Greek debt crisis: Juncker warns of contagion
BERLIN (AP) — The Greek debt crisis could spread to at least five other European countries — including Belgium or even Italy — if it is not cautiously managed, the head of the euro group warned Saturday.
Jean-Claude Juncker told the German daily Sueddeutsche Zeitung that nudging private creditors to contribute to the next Greek bailout package could be considered a "default" by rating agencies — and that would have extreme consequences for Europe as a whole.
Juncker, the prime minister of Luxembourg who also chairs the group of 17 eurozone finance ministers, was quoted as saying that a Greek bankruptcy "could prove contagious for Portugal and Ireland, and then also for Belgium and Italy because of their high debt burden, even before Spain."
"We are playing with the fire," he told the paper.
On Friday, German Chancellor Angela Merkel softened her government's insistence on having private creditors share a part of the burden following a meeting with French President Nicolas Sarkozy in Berlin, with both leaders agreeing that the participation should be "voluntary."
Rating agencies as well as the European Central Bank have warned that forcing bond holders to accept losses or give Greece extra years to repay its debt would likely be considered a partial default by Greece that could spread panic on financial markets.
Juncker stressed that a debt restructuring would ravage Greek banks, which hold a large amount of their country's debt — some euro80 billion ($114 billion) — ultimately requiring yet another bailout for Greek banks.
"Everything is becoming yet more expensive because we are including private creditors due to domestic political considerations in Germany," Sueddeutsche Zeitung quoted him as saying.
Merkel's parliamentary majority recently agreed to the latest round of financial assistance for Greece while insisting that private creditors share any potential losses.
The leader of Europe's biggest economy restated that position on Saturday.
"We again have to show solidarity and also have to include private creditors," Merkel told fellow members of her conservative party in Berlin.

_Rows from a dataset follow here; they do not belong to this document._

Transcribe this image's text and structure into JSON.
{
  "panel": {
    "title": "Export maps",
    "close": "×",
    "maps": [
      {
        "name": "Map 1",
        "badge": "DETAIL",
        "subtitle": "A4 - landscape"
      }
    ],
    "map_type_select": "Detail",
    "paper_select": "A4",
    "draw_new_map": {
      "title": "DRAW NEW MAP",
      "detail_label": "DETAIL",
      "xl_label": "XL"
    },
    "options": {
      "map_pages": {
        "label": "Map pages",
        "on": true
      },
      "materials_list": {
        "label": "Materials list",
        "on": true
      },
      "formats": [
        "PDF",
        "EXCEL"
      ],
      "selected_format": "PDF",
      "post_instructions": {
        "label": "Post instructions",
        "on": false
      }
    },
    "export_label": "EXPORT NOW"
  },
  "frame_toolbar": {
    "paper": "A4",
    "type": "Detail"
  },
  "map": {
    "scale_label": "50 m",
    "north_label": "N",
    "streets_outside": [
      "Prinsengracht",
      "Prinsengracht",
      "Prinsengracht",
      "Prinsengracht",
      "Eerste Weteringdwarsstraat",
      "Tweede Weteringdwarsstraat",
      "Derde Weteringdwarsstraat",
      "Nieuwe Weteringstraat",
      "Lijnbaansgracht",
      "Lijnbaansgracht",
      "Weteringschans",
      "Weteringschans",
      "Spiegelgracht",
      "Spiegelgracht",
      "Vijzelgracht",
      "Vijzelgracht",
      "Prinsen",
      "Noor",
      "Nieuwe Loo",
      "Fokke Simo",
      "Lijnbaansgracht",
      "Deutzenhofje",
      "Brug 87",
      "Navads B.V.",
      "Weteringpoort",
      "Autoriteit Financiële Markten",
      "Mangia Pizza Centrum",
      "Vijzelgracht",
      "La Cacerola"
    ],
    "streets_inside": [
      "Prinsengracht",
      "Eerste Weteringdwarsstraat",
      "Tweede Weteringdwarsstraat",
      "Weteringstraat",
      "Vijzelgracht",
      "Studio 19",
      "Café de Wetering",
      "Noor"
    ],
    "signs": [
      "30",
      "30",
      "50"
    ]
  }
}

European officials will hold talks with the private sector — mostly banks, insurance companies and pension funds — and they will make a "substantial contribution" to a second bailout for Greece, Merkel said, according to the news agency DAPD.
But neither Merkel nor German Finance Minister Wolfgang Schaeuble have given an estimate of the private sector contribution they hope to achieve.
Schaeuble, meanwhile, told the German daily Boersen Zeitung the contribution must be "substantial, measurable and reliable" so that the burden of a new Greek aid package does not fall solely on taxpayers.
Heavily indebted Greece received a euro110 billion ($157 billion) bailout last year, but the country is expected to need a second bailout as its borrowing costs remain prohibitively high, making a return to the bond markets impossible.
European finance ministers are meeting Sunday and Monday to discuss the crisis, and it will certainly be a key item at a summit of the EU's 27 leaders later in the week.